Lift off the faceplate and speed setting cam. Note the orientation of the cams for reassembling. You'll have to pull the aperture indicator back gently to remove the speed ring.

Unhook, but don't remove the spring that sits against the release lever. Loosen the screw in the release lever and lift the top part back out of the way. Lift the self-timer cocking ring off the shutter cover. When you do this, the self-timer will run down. That's normal. During reassembling, you need to re-tension the timer 1-2 turns of the cocking ring. This is done by cocking the shutter, pulling the timer setting lever all the way down, then lift the timer setting lever off and set it back to its top position.

Remove the screws from the shutter cover and lift it off.

You now have access to the shutter for cleaning. The escapement retard is on the right side. You remove the two screws in the cover and lift the cover out. Tilt the cover slightly to clear the sector gear. Remove and clean the pallet, star wheel, intermediate gear and sector gear. I use a toothpick inserted into the hollow shafts to remove anything inside them.

If the self timer is sticking, clean it as well.

On Flash Kodamatic models, the timer retard escapement will not have the pallet and gears. Instead you'll see the flash contacts. Be sure to clean the contacts if they are oxidized.

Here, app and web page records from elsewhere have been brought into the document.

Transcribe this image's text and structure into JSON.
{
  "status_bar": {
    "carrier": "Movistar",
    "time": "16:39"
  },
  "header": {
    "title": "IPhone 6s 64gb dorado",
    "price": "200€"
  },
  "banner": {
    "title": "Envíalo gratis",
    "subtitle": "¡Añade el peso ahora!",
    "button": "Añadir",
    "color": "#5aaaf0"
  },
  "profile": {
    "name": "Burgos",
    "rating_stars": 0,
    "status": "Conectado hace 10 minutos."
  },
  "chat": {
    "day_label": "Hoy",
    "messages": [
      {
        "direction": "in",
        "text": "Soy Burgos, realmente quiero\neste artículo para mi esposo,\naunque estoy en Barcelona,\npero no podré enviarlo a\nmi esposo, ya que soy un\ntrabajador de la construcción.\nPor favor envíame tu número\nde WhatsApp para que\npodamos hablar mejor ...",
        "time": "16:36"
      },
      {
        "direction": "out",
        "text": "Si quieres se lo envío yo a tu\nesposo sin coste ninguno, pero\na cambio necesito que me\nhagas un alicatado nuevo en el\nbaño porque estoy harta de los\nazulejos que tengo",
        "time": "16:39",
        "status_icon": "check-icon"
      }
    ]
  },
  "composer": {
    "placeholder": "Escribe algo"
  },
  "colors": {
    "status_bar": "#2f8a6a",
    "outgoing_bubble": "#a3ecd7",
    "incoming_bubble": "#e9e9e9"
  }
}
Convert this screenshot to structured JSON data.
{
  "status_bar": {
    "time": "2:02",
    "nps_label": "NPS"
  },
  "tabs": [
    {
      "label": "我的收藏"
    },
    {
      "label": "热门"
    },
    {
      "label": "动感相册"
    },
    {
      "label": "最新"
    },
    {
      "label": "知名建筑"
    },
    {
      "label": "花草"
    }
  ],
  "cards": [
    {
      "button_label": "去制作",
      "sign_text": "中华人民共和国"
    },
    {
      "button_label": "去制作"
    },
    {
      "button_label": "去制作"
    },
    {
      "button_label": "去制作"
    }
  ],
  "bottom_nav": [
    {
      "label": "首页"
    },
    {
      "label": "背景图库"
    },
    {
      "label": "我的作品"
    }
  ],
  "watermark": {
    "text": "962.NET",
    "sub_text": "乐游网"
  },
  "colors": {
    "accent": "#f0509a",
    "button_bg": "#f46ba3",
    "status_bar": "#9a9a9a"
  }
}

This image is a close-up of the escapement retard. Note how the sector gear engages the compound gear riveted to the cover.

This image is a close-up of the release, T and B levers. If T or B stick, you have to remove these pieces and clean them. Unhook the mainspring then remove the screw at the base of the release lever. There are three springs in these pieces and it is a little tricky to get everything back on. You may want to first try flush cleaning without removing the parts.


If the shutter blades have oil or grease on them, you will want to remove and clean them. To get to the blades you remove all the parts of the mechanism and then lift out the shutter base. It's a good idea to remove the shutter from the camera if you're going to go this far into the shutter. You have to make a special spanner wrench to remove the retaining ring on the rear of the shutter. Normal adjustable spanners will bump against the film gate and you won't be able to turn the ring.

The post at the top of the shutter next to the main cam will unscrew. Note how the blade closing spring sits around this post before you remove it. I've seen a Supermatic where this spring wasn't installed properly causing the shutter to hang.

When reinstalling the shutter cover make sure the pallet lever, sector gear pin and T/B tabs are all back in their slots.

There may be a light seal at the top of the film chamber. Like other cameras of this period, the seals are cotton yarn and will usually still be in good condition. This is a good reason to always replace light seals with yarn or velvet when you can. I've yet to see a 20 year old camera with good foam seals. But I have seen 50 year old cameras where the yarn and velvet are sill doing their job.

Focus Adjustment

Before adjusting the RF be sure to check the lens focus at infinity. To adjust the focus, loosen the screws around the front lens and hold the lens in place while rotating the gear to infinity.